▶ Exercise prompt
From the entries below, copy out every line with "object" in it.
*** Opening of Given entries ***
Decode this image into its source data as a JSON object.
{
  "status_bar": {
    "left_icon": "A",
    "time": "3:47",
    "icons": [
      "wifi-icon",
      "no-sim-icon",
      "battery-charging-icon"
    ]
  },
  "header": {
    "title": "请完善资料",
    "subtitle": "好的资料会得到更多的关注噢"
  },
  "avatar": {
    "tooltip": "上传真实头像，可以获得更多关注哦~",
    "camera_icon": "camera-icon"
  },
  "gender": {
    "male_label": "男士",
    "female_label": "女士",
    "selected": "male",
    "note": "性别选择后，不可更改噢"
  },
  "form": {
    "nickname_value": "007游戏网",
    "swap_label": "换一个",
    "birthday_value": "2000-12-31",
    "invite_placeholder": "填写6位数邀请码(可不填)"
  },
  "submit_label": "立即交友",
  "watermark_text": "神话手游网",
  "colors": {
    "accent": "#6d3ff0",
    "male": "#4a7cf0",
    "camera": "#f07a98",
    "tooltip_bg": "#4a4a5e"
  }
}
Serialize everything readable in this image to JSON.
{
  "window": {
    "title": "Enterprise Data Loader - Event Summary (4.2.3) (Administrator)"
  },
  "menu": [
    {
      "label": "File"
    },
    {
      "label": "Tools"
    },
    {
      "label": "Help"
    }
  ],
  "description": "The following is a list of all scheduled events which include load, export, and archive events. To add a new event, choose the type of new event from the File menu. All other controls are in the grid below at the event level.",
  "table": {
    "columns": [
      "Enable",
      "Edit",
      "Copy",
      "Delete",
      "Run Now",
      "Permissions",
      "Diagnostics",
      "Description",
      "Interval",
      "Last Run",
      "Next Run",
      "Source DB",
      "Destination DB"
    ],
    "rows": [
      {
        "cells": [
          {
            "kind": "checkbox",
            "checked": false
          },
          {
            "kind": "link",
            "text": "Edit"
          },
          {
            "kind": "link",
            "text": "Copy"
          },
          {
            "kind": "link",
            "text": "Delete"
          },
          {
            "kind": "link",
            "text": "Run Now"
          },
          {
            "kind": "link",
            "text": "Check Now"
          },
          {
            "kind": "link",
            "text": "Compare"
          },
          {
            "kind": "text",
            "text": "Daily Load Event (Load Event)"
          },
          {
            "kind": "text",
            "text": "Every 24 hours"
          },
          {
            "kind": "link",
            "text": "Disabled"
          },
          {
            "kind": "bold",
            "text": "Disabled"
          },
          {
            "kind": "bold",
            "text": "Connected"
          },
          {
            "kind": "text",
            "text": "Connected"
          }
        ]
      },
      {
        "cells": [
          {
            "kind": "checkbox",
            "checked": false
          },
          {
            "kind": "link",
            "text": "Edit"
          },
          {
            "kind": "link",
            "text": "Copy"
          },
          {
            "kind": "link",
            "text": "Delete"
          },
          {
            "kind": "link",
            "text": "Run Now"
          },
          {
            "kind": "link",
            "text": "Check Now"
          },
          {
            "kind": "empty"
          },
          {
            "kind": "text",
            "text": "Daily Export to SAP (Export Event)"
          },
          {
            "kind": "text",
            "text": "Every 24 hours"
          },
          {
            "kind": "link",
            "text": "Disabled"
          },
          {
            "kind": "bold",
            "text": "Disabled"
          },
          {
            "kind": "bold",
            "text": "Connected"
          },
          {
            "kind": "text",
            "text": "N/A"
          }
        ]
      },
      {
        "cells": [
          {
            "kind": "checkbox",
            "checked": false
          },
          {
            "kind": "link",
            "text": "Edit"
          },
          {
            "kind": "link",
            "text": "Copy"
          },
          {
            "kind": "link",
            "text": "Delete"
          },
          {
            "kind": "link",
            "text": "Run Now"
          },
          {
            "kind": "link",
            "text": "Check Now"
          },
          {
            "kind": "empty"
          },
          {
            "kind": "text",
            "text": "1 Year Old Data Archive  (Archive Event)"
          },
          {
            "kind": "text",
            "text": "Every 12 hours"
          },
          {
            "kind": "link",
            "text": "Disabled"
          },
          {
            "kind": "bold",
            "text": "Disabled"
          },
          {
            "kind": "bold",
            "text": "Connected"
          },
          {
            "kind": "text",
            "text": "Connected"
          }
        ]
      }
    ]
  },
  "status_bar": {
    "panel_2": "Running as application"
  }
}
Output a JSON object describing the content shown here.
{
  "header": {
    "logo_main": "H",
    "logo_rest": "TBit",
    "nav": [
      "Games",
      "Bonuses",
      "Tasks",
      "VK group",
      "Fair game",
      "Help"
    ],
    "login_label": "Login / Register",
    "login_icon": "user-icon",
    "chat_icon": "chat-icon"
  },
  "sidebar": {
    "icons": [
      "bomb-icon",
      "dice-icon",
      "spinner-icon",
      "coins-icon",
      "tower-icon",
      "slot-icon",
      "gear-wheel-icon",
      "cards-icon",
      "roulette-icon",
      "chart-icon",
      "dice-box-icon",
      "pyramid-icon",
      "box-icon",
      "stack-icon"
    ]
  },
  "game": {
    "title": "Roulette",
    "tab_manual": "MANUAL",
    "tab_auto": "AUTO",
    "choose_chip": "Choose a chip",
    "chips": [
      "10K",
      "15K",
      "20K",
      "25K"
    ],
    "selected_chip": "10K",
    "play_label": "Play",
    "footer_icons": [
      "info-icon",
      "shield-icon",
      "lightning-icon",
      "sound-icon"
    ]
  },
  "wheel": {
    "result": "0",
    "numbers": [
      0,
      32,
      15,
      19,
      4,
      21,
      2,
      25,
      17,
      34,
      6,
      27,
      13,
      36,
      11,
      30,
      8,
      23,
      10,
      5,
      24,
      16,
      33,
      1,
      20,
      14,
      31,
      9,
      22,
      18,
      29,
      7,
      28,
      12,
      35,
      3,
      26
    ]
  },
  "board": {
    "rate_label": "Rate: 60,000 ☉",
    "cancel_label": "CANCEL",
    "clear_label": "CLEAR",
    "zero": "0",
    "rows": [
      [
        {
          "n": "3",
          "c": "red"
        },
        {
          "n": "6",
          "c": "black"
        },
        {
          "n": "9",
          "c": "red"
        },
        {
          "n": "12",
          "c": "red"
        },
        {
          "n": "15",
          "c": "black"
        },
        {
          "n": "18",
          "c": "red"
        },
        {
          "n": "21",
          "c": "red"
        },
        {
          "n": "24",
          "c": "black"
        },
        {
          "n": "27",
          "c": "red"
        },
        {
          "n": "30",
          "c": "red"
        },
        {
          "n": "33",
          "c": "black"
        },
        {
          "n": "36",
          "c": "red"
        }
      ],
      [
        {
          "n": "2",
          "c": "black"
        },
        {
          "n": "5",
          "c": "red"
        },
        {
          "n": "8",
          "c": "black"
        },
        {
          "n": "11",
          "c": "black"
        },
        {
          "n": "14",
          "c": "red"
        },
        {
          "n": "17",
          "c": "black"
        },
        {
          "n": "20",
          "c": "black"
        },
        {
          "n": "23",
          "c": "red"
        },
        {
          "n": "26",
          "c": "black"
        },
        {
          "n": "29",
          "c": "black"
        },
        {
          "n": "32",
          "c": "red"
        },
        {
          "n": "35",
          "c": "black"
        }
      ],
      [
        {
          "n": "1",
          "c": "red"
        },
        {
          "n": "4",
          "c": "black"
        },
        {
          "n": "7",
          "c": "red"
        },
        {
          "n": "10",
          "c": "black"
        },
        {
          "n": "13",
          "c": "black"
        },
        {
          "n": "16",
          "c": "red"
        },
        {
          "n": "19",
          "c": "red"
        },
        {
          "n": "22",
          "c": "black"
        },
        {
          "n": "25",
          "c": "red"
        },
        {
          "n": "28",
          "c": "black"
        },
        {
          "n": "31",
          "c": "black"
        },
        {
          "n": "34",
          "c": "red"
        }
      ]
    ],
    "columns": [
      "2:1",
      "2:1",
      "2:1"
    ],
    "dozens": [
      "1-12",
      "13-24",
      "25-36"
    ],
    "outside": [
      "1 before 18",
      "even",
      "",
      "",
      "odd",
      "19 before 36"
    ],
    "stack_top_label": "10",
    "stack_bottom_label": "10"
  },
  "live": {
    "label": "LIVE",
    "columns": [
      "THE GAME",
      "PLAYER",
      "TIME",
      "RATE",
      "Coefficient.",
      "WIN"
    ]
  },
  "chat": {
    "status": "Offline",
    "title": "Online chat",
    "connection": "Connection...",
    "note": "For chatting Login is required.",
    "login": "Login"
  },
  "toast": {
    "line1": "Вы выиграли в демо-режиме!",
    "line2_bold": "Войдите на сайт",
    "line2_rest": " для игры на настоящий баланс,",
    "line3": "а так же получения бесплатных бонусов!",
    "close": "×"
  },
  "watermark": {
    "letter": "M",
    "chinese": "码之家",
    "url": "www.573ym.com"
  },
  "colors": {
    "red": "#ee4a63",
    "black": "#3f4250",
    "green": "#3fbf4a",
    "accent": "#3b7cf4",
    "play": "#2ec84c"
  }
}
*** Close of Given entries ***
▶ Response area
Decode this image into its source data as a JSON object.
Output a JSON object describing the content shown here.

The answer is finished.